Nana was a farm girl in Montana, she tells me stories of her and her sister bringing the Jersey cows home from pasture, out of the valley, up over the ridge in the evening, sometimes even riding the old dears part of the way back. Nana saw in me a kindred spirit, although I grew up in the city, I was always "her nature girl". My favorite times spent with her were on our yearly family reunion camping trip, celebrated every year in August for almost 20 years straight.

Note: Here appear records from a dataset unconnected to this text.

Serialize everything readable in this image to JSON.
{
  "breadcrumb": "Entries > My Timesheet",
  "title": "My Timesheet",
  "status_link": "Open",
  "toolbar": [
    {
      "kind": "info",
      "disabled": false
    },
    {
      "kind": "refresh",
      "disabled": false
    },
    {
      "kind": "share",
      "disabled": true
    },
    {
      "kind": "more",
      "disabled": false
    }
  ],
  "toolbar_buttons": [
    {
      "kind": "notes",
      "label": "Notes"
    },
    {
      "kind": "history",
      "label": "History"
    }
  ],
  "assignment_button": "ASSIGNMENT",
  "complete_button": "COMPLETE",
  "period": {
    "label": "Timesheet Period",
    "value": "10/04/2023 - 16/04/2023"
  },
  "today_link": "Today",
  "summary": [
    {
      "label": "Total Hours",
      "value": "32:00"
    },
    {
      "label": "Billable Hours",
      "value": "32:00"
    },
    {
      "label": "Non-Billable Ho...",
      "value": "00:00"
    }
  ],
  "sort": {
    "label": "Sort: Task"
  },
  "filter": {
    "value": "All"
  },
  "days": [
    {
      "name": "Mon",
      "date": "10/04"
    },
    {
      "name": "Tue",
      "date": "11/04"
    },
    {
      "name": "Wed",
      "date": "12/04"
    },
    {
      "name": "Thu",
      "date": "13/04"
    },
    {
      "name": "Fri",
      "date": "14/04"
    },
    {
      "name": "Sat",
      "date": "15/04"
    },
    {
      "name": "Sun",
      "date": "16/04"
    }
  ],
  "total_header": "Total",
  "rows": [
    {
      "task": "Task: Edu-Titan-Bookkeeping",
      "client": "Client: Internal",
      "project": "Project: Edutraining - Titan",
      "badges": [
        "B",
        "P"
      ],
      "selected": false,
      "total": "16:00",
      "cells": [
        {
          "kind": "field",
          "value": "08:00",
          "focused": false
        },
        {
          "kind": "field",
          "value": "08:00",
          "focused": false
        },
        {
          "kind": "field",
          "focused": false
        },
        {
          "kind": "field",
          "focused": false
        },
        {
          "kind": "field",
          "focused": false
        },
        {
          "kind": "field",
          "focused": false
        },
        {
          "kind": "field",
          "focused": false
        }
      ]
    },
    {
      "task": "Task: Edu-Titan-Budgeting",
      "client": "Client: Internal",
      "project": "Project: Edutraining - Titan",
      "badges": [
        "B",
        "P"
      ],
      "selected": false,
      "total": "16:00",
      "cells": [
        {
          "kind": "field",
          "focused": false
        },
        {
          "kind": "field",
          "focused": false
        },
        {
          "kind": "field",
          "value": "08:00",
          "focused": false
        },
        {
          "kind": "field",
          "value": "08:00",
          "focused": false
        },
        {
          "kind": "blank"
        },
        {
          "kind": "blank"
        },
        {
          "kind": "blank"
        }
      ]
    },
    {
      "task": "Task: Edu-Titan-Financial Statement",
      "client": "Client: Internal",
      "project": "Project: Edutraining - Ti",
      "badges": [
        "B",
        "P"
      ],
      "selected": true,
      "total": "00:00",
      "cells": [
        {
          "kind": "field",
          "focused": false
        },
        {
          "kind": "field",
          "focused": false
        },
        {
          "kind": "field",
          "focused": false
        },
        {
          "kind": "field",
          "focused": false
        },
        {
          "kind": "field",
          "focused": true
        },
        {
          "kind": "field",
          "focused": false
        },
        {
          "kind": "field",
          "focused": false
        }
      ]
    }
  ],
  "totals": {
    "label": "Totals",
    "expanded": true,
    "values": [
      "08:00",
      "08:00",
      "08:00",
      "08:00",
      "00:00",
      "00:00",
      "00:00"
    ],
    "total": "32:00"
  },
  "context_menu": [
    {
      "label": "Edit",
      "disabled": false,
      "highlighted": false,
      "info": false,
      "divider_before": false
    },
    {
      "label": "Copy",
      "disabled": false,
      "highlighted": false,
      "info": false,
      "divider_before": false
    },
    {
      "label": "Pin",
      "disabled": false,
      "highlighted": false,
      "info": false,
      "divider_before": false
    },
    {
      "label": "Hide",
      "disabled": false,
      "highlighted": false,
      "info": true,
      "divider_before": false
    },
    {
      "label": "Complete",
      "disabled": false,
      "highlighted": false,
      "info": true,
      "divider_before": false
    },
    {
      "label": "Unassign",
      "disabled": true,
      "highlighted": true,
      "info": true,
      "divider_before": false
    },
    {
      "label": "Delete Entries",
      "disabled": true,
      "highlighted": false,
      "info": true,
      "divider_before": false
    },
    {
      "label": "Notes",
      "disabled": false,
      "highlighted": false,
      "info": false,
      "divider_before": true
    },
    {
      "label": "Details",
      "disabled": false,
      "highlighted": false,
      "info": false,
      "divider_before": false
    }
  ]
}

Nana and I would take the trail from the campgrounds to the coast together, walking through the filtered light of the pines. The landscape changed gradually over the 2 mile walk, the forest would end, and open up to wild grass and shrub land, getting rockier and more open as we reached the ocean's edge, then up the coast a ways, on the tumbled salt-sprayed boulders of the Northern California coast. And each place held treasures that we would collect. The forest offered Blue Jay feathers, creeping forest flowers, mushrooms, leaves, along with the bubbling brook with a small foot bridge where we could look for fish or frogs, fallen logs where snakes might hide, and always the canopy full of calling Jays and Crows. The grassland offered wildflowers of every hue, along with wispy grass seedheads, and my favorite Lamb's Ears, so soft, I would rub the leaves and think of bunny ears. We walked quiet and alert through the grass land, hoping to spot a grazing deer or elk.
Nana held the treasures that we gathered as we walked. She taught me how to call the ducks with Goose Grass held between our palms. She would hold my hand, or I would walk ahead, leading the way and moving between all of the beauty I found in the natural world around us, so different from rows of houses and lawns, beauty I knew she saw and loved, too. Nana held each unique bouquet of treasures on our walk. As if it were a great work of art, we would arrange it and fill it out with complementary colors and textures from the familiar palette of our nature walk. She made it feel special to me as a girl, these moments that are now incomparably precious to me, looking back.
The coast line held many treasures of rock, shell and seaweed, ocean tossed wood and glass. These treasures were usually pocketed and poured over when we reached our favorite rock, where the rest of the family gathered with food and feast. Nana and I took the walking path together. As Nana settled into the family routine of serving and seating and talk and laughter, I would scamper about the tidepools and rocks. There was always a starfish or hermit crab to bring back and share with her, always a seal bobbing in the waves to point out, always a seagull overhead, nagging for a scrap of the feast. And she always listened and looked, and saw what I showed her. Thank you Nana for showing me life, and sharing in it's discovery with me. I'll always be your nature girl.